I realize that other undo systems can be used with Emacs. For instance, there is Undo-Tree. I am not sure how well these work (or really how they work). Perhaps someone who is better versed in these tools can enlighten us.

1.4 When things go wrong

There are times when, try as it might, Rudel screws up and the files become out of sync. This happens fairly infrequently, thank goodness, but when it does, Rudel does not handle this gracefully. There is no "resync" function that I can see. This means that if you find that your buffer says one thing, but someone elses says something else (this usually manifests a what looks like a typo, but if you fix it, another person goes back and changes it back to its typo state), you will have do something pretty drastic in order to get Rudel to work correctly again.

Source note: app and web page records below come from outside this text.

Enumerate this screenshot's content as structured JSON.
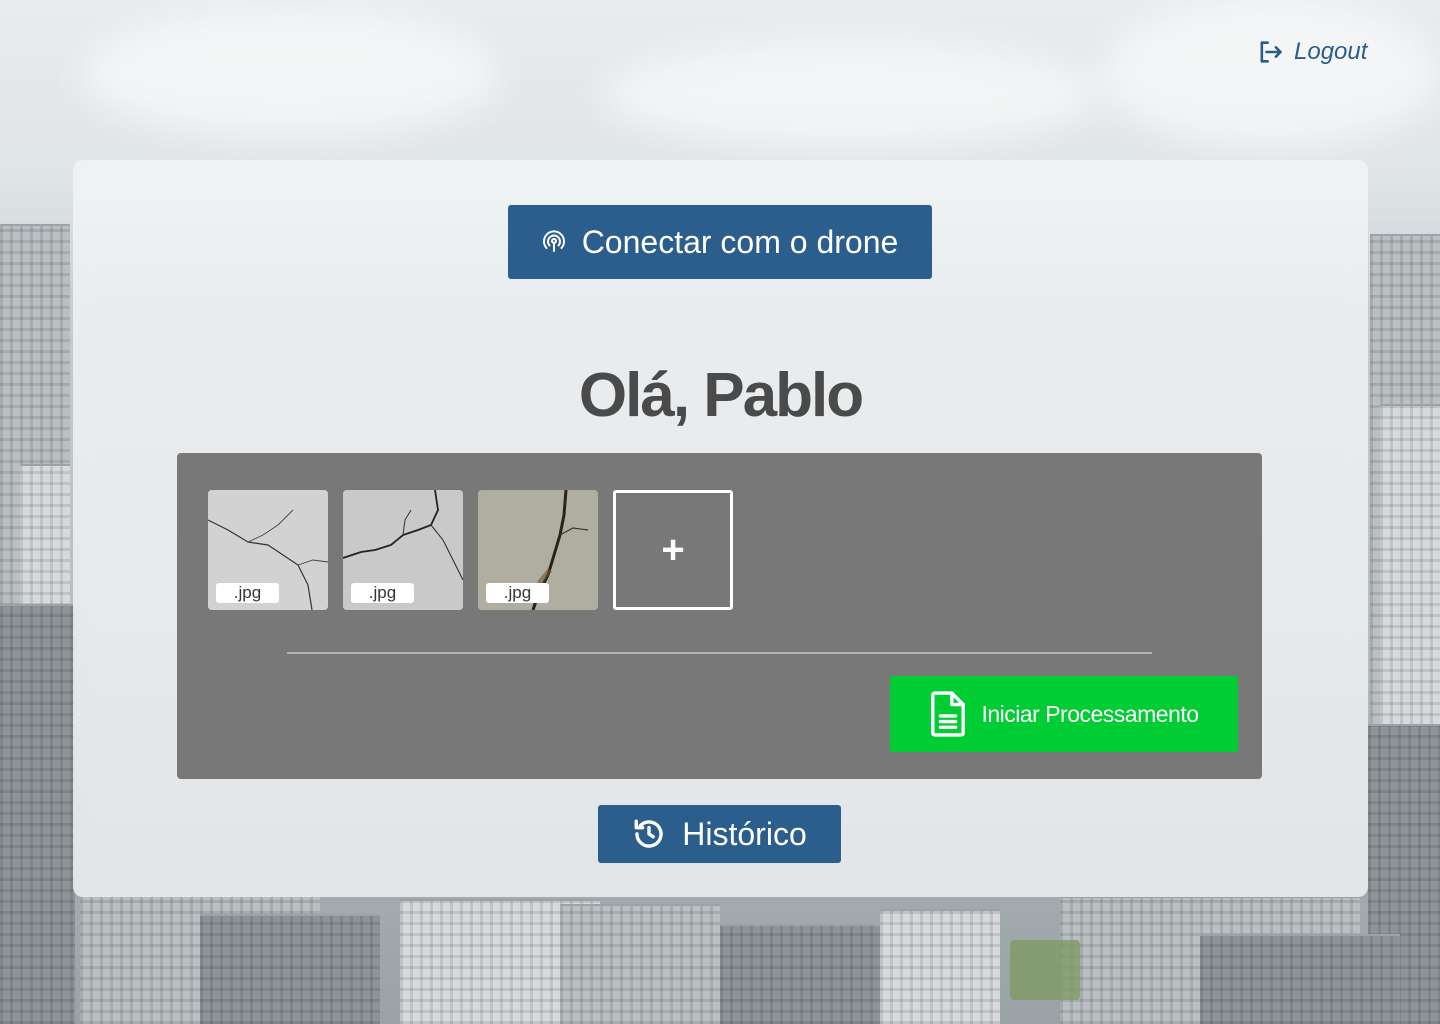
{
  "header": {
    "logout_label": "Logout",
    "logout_icon": "logout-icon"
  },
  "main": {
    "connect_button": {
      "label": "Conectar com o drone",
      "icon": "broadcast-icon"
    },
    "greeting": "Olá, Pablo",
    "uploads": [
      {
        "tag": ".jpg"
      },
      {
        "tag": ".jpg"
      },
      {
        "tag": ".jpg"
      }
    ],
    "add_button_label": "+",
    "process_button": {
      "label": "Iniciar Processamento",
      "icon": "document-icon"
    },
    "history_button": {
      "label": "Histórico",
      "icon": "history-icon"
    }
  },
  "colors": {
    "primary": "#2b5d8d",
    "success": "#00cc33",
    "upload_bg": "#787878",
    "greeting_text": "#4a4a4a"
  }
}
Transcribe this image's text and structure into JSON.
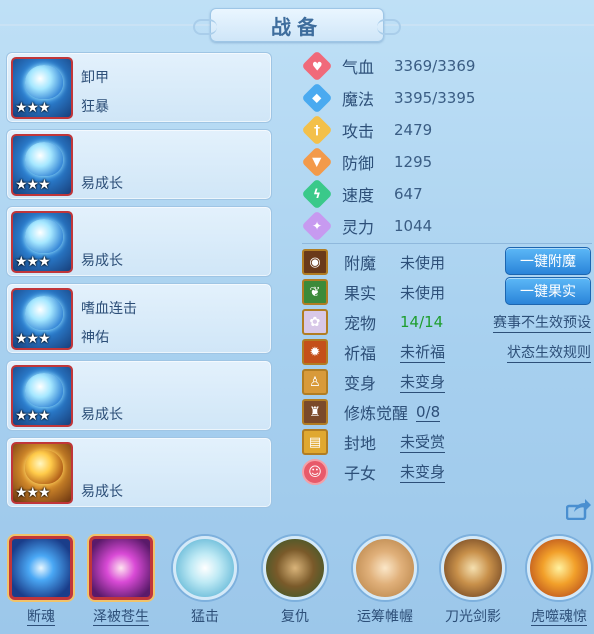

There are a couple of things that must work, but they both are pretty annoying:

  1. Ditch this buffer, have everybody unsubscribe, rename the buffer so it will share under a different name, then republish. This way everything has started fresh with this buffer.
  2. Restart the entire Rudel session.

Of course, the first method is preferred to the second.

1.5 Dealing with Annoying Colors

If you start using Rudel, sometimes a collaborator will pick a color that doesn't work with your theme or general aesthetic. Luckily, there is something you can do about it even if they refuse to change their color (or are perhaps away from keyboard), you can turn off all coloring by author. Simply specialize the variable rudel-overlay-author-display (set it to nil) and no more colors. This is pretty necessary right now because Rudel is ignorant of the difference between light and dark themes. Thus two locally appropriate choices might be completely inappropriate for the remote party.